Put simply, Hedges argues that destroying this “myth” would mean fewer wars. And to do that, his book aims to present the reality of war in chapters that examine PTSD and hurt feelings; what it’s like to kill another human being; war profit; military brainwashing; kill children; grieving families; the story of a paraplegic veteran; and an interview with a Holocaust survivor. Saving Private Ryan it’s not. The book is a total repudiation of war as a noble or glorious enterprise.
Hedges refuses to reside in the abstract, instead creating a book about war that is meant to be experienced viscerally.
The most disturbing chapter is simply titled “Corpses,” and it tells the story of Jessica Goodell, a Marine sent to Iraq to “process” dead soldiers — many of whom died by suicide, and many with bodies so mutilated by IEDs that few remained. except for the “vaporized flesh” she had to pick up in body bags. His story will haunt you for days.
I wrote earlier than The greatest evil is war is meant to be lived viscerally and not intellectually. It’s true to the end. In “Permanent War,” the final and most important chapter of the book, Hedges places the American war in a larger context and explains why our wars have become endless. His analysis here is the same as that expounded by many leading war critics of our time, such as Noam Chomsky, Andrew Bacevich, Glenn Greenwald and the late Michael Hastings.
After World War II, America saw the birth of a massive national security state – the “military-industrial complex”, as Eisenhower called him– ostensibly justified by the threat of the Soviet Union. To fund this new state, crucial resources have been diverted from infrastructure, education, healthcare, and clean energy research and development. During this time, writes Hedges, America went from a country that mainly produced things to a country that mainly consumed things.
Hedges observes how these two factors – a gargantuan military and a new American philosophy that promised endless consumption without responsibility – have thrown us into the predicament in which we find ourselves. As Andrew Bacevich told me in a 2010 interview, this is “the heart of the dilemma”. America must now constantly build weapons and wage wars to secure the resources necessary to maintain its unlimited consumption.
But permanent war and endless consumption are not sustainable, of course. Not only are they destroying our planet (the Ministry of Defense is the only the greatest institutional consumer of oil in the world), but, as Hedges points out, they are destroying our liberal traditions and our democratic institutions. “Permanent war,” he argues, “depreciates culture as nationalist cant. It degrades and corrupts education and the media and destroys the economy. No doubt we see that vindicated.
In a brief but chilling coda, Hedges says witnessing so many wars nearly broke him, and admits no one can truly convey what it’s like to be in combat. “It is impossible to depict war,” he concludes.

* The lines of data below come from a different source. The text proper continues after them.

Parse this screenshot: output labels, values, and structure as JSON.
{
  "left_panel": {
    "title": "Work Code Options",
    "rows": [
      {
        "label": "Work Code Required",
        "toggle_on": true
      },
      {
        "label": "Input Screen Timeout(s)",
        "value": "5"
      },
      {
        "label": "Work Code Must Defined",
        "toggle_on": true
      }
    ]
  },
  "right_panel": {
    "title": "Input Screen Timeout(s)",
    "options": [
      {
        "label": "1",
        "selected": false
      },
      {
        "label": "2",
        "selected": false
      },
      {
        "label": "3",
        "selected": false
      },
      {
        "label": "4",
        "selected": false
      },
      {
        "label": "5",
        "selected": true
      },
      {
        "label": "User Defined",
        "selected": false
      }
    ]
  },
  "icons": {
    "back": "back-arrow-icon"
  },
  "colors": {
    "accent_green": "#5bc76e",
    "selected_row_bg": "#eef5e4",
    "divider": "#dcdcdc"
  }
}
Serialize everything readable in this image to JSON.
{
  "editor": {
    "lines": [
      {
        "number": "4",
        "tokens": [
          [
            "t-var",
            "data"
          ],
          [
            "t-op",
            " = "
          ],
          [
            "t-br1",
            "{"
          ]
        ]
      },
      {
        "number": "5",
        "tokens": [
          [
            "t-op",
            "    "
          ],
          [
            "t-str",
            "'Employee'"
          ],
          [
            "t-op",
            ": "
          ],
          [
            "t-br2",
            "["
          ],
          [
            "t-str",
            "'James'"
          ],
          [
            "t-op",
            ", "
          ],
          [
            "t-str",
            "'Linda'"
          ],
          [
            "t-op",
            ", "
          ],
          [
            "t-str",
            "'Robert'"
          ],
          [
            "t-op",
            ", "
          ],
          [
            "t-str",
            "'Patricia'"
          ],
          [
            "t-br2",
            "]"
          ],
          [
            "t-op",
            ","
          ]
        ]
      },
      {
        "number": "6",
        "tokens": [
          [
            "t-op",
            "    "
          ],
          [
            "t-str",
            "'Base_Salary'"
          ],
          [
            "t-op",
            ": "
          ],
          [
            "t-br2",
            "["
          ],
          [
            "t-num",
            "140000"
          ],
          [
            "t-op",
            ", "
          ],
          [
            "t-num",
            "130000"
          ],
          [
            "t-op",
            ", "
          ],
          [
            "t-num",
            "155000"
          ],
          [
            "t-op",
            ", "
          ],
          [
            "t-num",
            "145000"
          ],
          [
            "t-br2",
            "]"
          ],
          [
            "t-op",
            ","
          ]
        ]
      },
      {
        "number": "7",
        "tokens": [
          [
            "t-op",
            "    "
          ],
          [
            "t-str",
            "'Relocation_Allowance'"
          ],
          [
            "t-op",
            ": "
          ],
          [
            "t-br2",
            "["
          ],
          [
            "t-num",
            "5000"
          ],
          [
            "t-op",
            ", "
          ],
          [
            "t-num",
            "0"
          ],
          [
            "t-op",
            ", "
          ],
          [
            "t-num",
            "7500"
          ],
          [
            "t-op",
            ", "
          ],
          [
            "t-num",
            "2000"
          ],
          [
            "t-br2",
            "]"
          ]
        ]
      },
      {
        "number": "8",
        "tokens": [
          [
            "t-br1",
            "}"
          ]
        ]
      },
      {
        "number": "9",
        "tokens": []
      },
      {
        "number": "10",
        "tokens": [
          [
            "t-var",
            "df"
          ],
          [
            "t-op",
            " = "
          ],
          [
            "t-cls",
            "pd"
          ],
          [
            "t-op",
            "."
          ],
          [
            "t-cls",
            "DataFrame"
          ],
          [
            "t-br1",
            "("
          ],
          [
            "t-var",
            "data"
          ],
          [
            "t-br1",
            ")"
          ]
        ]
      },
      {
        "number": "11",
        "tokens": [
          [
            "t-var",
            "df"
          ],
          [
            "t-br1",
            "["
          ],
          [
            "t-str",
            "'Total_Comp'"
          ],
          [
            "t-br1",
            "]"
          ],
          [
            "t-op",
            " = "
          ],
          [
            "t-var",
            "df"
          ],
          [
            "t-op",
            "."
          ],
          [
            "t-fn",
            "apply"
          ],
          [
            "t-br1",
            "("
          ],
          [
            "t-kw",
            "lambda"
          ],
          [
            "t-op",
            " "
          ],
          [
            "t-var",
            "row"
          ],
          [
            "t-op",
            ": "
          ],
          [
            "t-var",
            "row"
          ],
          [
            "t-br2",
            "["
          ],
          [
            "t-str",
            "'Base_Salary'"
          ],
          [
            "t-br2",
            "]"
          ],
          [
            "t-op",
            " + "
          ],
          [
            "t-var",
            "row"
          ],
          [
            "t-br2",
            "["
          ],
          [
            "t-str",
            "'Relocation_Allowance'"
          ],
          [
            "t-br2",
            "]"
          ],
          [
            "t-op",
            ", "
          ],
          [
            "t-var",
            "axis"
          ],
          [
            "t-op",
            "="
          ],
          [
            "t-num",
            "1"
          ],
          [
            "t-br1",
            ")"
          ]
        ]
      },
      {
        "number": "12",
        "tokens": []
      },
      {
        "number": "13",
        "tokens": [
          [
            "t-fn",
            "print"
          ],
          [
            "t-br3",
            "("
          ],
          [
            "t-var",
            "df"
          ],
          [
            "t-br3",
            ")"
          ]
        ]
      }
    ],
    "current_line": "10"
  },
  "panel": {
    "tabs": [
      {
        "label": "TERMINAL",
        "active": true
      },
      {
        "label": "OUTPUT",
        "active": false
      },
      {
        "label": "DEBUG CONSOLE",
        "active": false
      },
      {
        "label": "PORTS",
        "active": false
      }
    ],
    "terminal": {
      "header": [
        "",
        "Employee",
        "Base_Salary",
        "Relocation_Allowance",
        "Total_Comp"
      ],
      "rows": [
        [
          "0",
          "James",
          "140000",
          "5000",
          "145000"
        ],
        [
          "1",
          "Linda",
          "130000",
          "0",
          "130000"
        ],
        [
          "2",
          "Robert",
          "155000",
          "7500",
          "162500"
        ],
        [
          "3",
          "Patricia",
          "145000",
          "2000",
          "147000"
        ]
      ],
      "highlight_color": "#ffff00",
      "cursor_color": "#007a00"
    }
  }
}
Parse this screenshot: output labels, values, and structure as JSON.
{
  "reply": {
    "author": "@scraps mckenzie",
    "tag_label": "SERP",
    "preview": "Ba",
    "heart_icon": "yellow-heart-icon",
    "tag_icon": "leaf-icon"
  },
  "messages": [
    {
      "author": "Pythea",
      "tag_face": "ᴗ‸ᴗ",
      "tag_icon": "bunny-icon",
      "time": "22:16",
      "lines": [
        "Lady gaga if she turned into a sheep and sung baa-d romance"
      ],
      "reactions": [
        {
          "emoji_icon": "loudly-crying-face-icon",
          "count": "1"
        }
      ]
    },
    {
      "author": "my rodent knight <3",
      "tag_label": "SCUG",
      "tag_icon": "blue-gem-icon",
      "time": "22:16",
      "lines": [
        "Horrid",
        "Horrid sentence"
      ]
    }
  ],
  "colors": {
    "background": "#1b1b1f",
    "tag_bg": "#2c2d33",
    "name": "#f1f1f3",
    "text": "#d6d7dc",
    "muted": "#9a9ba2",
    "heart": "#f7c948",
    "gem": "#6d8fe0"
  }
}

Maybe. But The greatest evil is war is the rawest, most angry, most graphic and most revolting war story I have ever read. And it’s as close to breaking the “myth of war” as any performance – or attempt at performance – that I’m aware of.
Editor’s Note: You can read an excerpt from The greatest evil is war in the October/November 2022 issue of The Progressive.